↓↓↓
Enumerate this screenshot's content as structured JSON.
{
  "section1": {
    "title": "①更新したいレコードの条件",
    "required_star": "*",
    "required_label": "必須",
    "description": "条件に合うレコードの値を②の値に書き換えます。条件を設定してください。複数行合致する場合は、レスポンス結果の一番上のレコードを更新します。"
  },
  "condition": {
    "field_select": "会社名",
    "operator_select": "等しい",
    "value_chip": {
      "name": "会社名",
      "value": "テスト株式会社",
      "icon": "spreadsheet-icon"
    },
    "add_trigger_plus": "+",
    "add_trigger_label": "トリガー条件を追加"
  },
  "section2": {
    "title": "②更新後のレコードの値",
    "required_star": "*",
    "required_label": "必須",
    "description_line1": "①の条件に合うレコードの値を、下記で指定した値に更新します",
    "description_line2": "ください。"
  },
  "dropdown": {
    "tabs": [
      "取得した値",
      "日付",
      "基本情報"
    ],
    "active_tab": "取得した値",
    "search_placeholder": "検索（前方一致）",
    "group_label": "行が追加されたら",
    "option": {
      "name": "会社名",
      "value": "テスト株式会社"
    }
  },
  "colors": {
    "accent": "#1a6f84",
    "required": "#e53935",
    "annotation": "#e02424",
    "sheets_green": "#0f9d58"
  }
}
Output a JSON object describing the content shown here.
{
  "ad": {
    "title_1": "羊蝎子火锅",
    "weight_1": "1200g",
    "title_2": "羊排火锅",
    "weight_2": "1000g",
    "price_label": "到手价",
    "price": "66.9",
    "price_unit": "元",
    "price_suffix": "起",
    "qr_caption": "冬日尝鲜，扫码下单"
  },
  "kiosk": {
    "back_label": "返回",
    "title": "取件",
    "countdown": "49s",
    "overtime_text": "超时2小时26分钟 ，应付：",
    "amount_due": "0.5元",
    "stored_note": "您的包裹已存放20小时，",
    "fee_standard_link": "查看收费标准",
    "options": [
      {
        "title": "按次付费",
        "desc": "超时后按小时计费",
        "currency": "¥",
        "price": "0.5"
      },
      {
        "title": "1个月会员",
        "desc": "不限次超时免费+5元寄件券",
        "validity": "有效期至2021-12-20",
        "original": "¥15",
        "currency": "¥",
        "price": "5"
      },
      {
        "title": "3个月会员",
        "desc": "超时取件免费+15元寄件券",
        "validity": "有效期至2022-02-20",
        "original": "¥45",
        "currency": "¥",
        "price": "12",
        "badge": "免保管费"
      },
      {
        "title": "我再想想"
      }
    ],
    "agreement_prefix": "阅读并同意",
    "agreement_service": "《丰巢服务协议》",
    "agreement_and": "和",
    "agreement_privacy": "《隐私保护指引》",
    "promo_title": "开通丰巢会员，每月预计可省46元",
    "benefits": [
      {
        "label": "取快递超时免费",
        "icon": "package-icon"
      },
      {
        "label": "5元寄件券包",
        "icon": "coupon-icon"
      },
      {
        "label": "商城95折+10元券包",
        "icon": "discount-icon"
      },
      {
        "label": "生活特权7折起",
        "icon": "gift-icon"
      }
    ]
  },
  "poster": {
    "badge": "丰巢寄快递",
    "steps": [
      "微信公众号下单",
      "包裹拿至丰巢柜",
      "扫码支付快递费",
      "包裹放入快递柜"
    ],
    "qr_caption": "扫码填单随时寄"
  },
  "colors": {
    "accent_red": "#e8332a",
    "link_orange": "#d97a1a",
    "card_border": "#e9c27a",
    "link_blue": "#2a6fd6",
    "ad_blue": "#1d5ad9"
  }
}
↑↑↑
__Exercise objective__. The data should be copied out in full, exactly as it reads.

__Response__.
Enumerate this screenshot's content as structured JSON.
{
  "section1": {
    "title": "①更新したいレコードの条件",
    "required_star": "*",
    "required_label": "必須",
    "description": "条件に合うレコードの値を②の値に書き換えます。条件を設定してください。複数行合致する場合は、レスポンス結果の一番上のレコードを更新します。"
  },
  "condition": {
    "field_select": "会社名",
    "operator_select": "等しい",
    "value_chip": {
      "name": "会社名",
      "value": "テスト株式会社",
      "icon": "spreadsheet-icon"
    },
    "add_trigger_plus": "+",
    "add_trigger_label": "トリガー条件を追加"
  },
  "section2": {
    "title": "②更新後のレコードの値",
    "required_star": "*",
    "required_label": "必須",
    "description_line1": "①の条件に合うレコードの値を、下記で指定した値に更新します",
    "description_line2": "ください。"
  },
  "dropdown": {
    "tabs": [
      "取得した値",
      "日付",
      "基本情報"
    ],
    "active_tab": "取得した値",
    "search_placeholder": "検索（前方一致）",
    "group_label": "行が追加されたら",
    "option": {
      "name": "会社名",
      "value": "テスト株式会社"
    }
  },
  "colors": {
    "accent": "#1a6f84",
    "required": "#e53935",
    "annotation": "#e02424",
    "sheets_green": "#0f9d58"
  }
}
Output a JSON object describing the content shown here.
{
  "ad": {
    "title_1": "羊蝎子火锅",
    "weight_1": "1200g",
    "title_2": "羊排火锅",
    "weight_2": "1000g",
    "price_label": "到手价",
    "price": "66.9",
    "price_unit": "元",
    "price_suffix": "起",
    "qr_caption": "冬日尝鲜，扫码下单"
  },
  "kiosk": {
    "back_label": "返回",
    "title": "取件",
    "countdown": "49s",
    "overtime_text": "超时2小时26分钟 ，应付：",
    "amount_due": "0.5元",
    "stored_note": "您的包裹已存放20小时，",
    "fee_standard_link": "查看收费标准",
    "options": [
      {
        "title": "按次付费",
        "desc": "超时后按小时计费",
        "currency": "¥",
        "price": "0.5"
      },
      {
        "title": "1个月会员",
        "desc": "不限次超时免费+5元寄件券",
        "validity": "有效期至2021-12-20",
        "original": "¥15",
        "currency": "¥",
        "price": "5"
      },
      {
        "title": "3个月会员",
        "desc": "超时取件免费+15元寄件券",
        "validity": "有效期至2022-02-20",
        "original": "¥45",
        "currency": "¥",
        "price": "12",
        "badge": "免保管费"
      },
      {
        "title": "我再想想"
      }
    ],
    "agreement_prefix": "阅读并同意",
    "agreement_service": "《丰巢服务协议》",
    "agreement_and": "和",
    "agreement_privacy": "《隐私保护指引》",
    "promo_title": "开通丰巢会员，每月预计可省46元",
    "benefits": [
      {
        "label": "取快递超时免费",
        "icon": "package-icon"
      },
      {
        "label": "5元寄件券包",
        "icon": "coupon-icon"
      },
      {
        "label": "商城95折+10元券包",
        "icon": "discount-icon"
      },
      {
        "label": "生活特权7折起",
        "icon": "gift-icon"
      }
    ]
  },
  "poster": {
    "badge": "丰巢寄快递",
    "steps": [
      "微信公众号下单",
      "包裹拿至丰巢柜",
      "扫码支付快递费",
      "包裹放入快递柜"
    ],
    "qr_caption": "扫码填单随时寄"
  },
  "colors": {
    "accent_red": "#e8332a",
    "link_orange": "#d97a1a",
    "card_border": "#e9c27a",
    "link_blue": "#2a6fd6",
    "ad_blue": "#1d5ad9"
  }
}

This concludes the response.